"Race drivers are highly emotional and highly skilled. When you get type-A personalities like that going 200 miles per hour, things are going to happen."
This was another "have at it" moment on a high-speed oval where payback is a safety issue.
"There is a concern with the speeds we carry," Busch said. "Obviously, there was a malicious intent in what [Reutimann] did. Had it happened a little differently than it did, who knows what could have happened.
"He was trying to spin me out. He missed and caused other damage. Had he spun me out, who's to say at that speed I couldn't have gotten upside down on the back stretch. Something a lot scarier could have happened."
That was the case in Atlanta last March when Carl Edwards executed his payback moment on Brad Keselowski, causing Keselowski's car to get airborne and into the wall. Edwards' only punishment was a meaningless three-race probation.
Drivers know "have at it, boys" gives them a get-out-of-jail-free card. Busch used one earlier this year when he did a payback move on Keselowski in a Nationwide race at Bristol.
"Everything is a different case, obviously," Busch said. "Myself and Brad was one of those instances. The thing with David was another.
"In the past, you would have seen repercussions for me at Bristol and Reutimann last week. It's gotten a lot of people talking about it. I don't know how much good it's doing."
Should NASCAR continue to turn a blind eye to every payback moment?
"When it's severe, like Carl and Brad, something needs to be done," Burton said. "You can cross the line, similar to what we saw with the 99 [Edwards]. That's when they need to step in."
Reutimann did the same type of thing Edwards did, but the result was different. No violent crash occurred.
But one other element was in play this time. A driver outside the Chase intentionally wrecked a driver with a chance to win the title.
"I think what people need to remember is there are 43 cars out there on the track competing, whether they are in the Chase or not," Tryson said. "Everyone is trying to win the race and every competitor deserves the same amount of respect.
"I am incredibly fortunate to have contended for several Chase championships, and now it's all about winning races for NAPA [Truex's sponsor]. We're taking chances now because we have nothing to lose."
That can be the problem. One team has nothing to lose. Another team has everything to lose. Consequently, "have at it, boys" favors the guy with nothing to lose.
So what's the right thing to do?
"Everybody wants everything," Burton said. "They want NASCAR to stay out of it until their driver is involved, then they want NASCAR to do something about it."

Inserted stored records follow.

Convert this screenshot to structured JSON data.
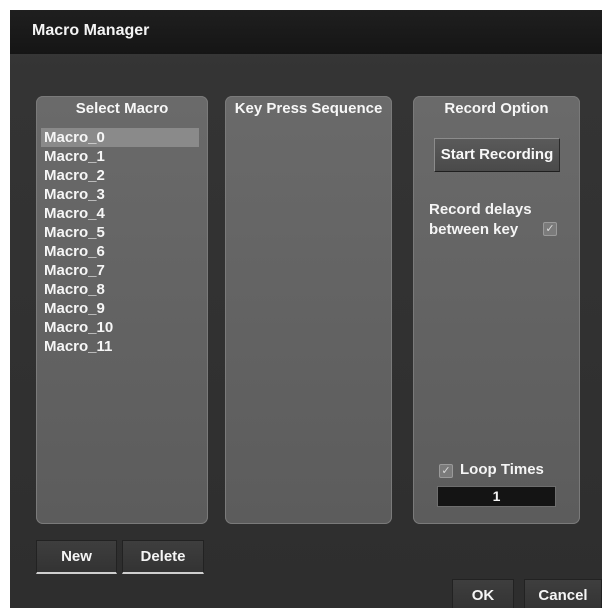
{
  "window": {
    "title": "Macro Manager"
  },
  "select_macro": {
    "header": "Select Macro",
    "items": [
      "Macro_0",
      "Macro_1",
      "Macro_2",
      "Macro_3",
      "Macro_4",
      "Macro_5",
      "Macro_6",
      "Macro_7",
      "Macro_8",
      "Macro_9",
      "Macro_10",
      "Macro_11"
    ],
    "selected_index": 0
  },
  "key_sequence": {
    "header": "Key Press Sequence"
  },
  "record_option": {
    "header": "Record Option",
    "start_label": "Start Recording",
    "delays_label": "Record delays between key",
    "delays_checked": true,
    "loop_label": "Loop Times",
    "loop_checked": true,
    "loop_value": "1"
  },
  "buttons": {
    "new": "New",
    "delete": "Delete",
    "ok": "OK",
    "cancel": "Cancel"
  },
  "colors": {
    "window_bg": "#343434",
    "panel_bg": "#636363",
    "selected_row": "#8a8a8a",
    "field_bg": "#141414"
  }
}
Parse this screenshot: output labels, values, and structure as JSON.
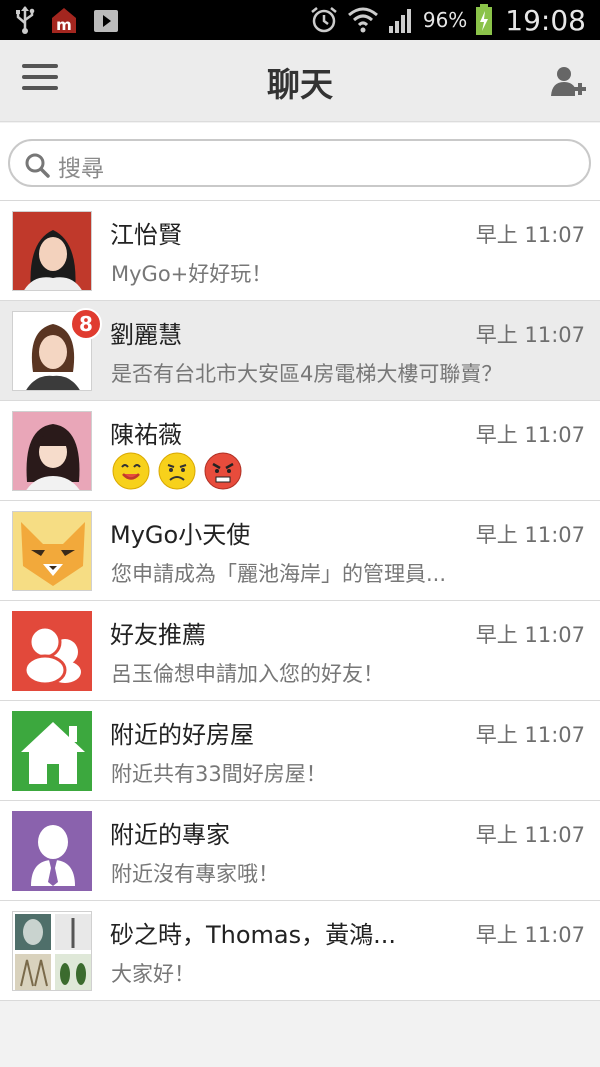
{
  "status_bar": {
    "battery_percent": "96%",
    "time": "19:08",
    "left_icons": [
      "usb-icon",
      "app-m-icon",
      "play-store-icon"
    ],
    "right_icons": [
      "alarm-icon",
      "wifi-icon",
      "signal-icon",
      "battery-icon"
    ]
  },
  "header": {
    "title": "聊天",
    "menu_icon": "hamburger-menu-icon",
    "action_icon": "add-friend-icon"
  },
  "search": {
    "placeholder": "搜尋"
  },
  "chats": [
    {
      "name": "江怡賢",
      "time": "早上 11:07",
      "message": "MyGo+好好玩！",
      "avatar": "photo-woman-red-background"
    },
    {
      "name": "劉麗慧",
      "time": "早上 11:07",
      "message": "是否有台北市大安區4房電梯大樓可聯賣？",
      "badge": "8",
      "avatar": "photo-woman-white-background"
    },
    {
      "name": "陳祐薇",
      "time": "早上 11:07",
      "message": "",
      "emojis": [
        "smile-emoji",
        "sad-emoji",
        "angry-emoji"
      ],
      "avatar": "photo-woman-pink-background"
    },
    {
      "name": "MyGo小天使",
      "time": "早上 11:07",
      "message": "您申請成為「麗池海岸」的管理員...",
      "avatar": "fox-mascot-icon"
    },
    {
      "name": "好友推薦",
      "time": "早上 11:07",
      "message": "呂玉倫想申請加入您的好友！",
      "avatar": "friends-recommend-icon"
    },
    {
      "name": "附近的好房屋",
      "time": "早上 11:07",
      "message": "附近共有33間好房屋！",
      "avatar": "house-icon"
    },
    {
      "name": "附近的專家",
      "time": "早上 11:07",
      "message": "附近沒有專家哦！",
      "avatar": "expert-person-icon"
    },
    {
      "name": "砂之時，Thomas，黃鴻...",
      "time": "早上 11:07",
      "message": "大家好！",
      "avatar": "group-photo-collage"
    }
  ],
  "colors": {
    "badge": "#e03b2f",
    "friend_icon_bg": "#e2493b",
    "house_icon_bg": "#3ca83e",
    "expert_icon_bg": "#8a62ad",
    "fox_icon_bg": "#f6dd84"
  }
}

Terry Blount is a senior writer for ESPN.com. His book, "The Blount Report: NASCAR's Most Overrated and Underrated Drivers, Cars, Teams, and Tracks," was published by Triumph Books and is available in bookstores. Click here to order a copy. Blount can be reached at email@example.com.